Skip to Navigation Skip to Content Skip to Search Skip to Site Map Menu


We’ve found out some fascinating information about how people are using apps!

Check out our latest ideas about the role of menstrual app medical information here.

“What if it’s wrong?” Ovulation and Fertility Understanding of Menstrual App Users has just been published in the journal Social Science & Medicine: Qualitative Research in Health. It’s free and open-access!


  • Menstrual app users appreciate predictions of ovulation.
  • App users are unsure how predictions are made and are concerned about accuracy.
  • Some app users rely on app predictions to avoid pregnancy.
  • App users need accurate information about menstrual cycles and variability.
  • App predictions must be evaluated and explained.

Periods as Powerful Data: User Understandings of Menstrual App Data and Information is published in the journal New Media and Society. These results were also presented at the Data Justice 2021 conference.

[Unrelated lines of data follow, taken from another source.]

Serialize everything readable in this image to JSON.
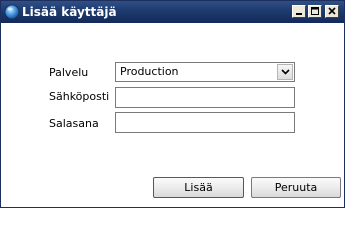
{
  "window": {
    "title": "Lisää käyttäjä"
  },
  "form": {
    "service_label": "Palvelu",
    "service_value": "Production",
    "email_label": "Sähköposti",
    "email_value": "",
    "password_label": "Salasana",
    "password_value": ""
  },
  "buttons": {
    "add_label": "Lisää",
    "cancel_label": "Peruuta"
  },
  "icons": {
    "app": "globe-icon",
    "minimize": "minimize-icon",
    "maximize": "maximize-icon",
    "close": "close-icon",
    "dropdown": "chevron-down-icon"
  },
  "colors": {
    "titlebar": "#1e3a6e",
    "title_text": "#ffffff",
    "default_button_border": "#3c5d8c"
  }
}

Our interviews with twenty-five menstrual app users across Aotearoa New Zealand found that:

  • Some participants only track their period, while others track additional symptoms.
  • Participants appreciated having a choice of data to track, and they entered quite a lot of data into their apps.
  • Most participants had not given much thought to their data, viewing it as uninteresting and unproblematic.
  • A small group were concerned by the data risks and managed this in several ways.
  • Most participants supported using data for menstrual health research.

Our research demonstrates a need for digital literacy. We would like to see limits on the use of menstruation information, where menstruators themselves are controlling and benefiting from their data.

We’ve also been featured in an RNZ web report and audio report.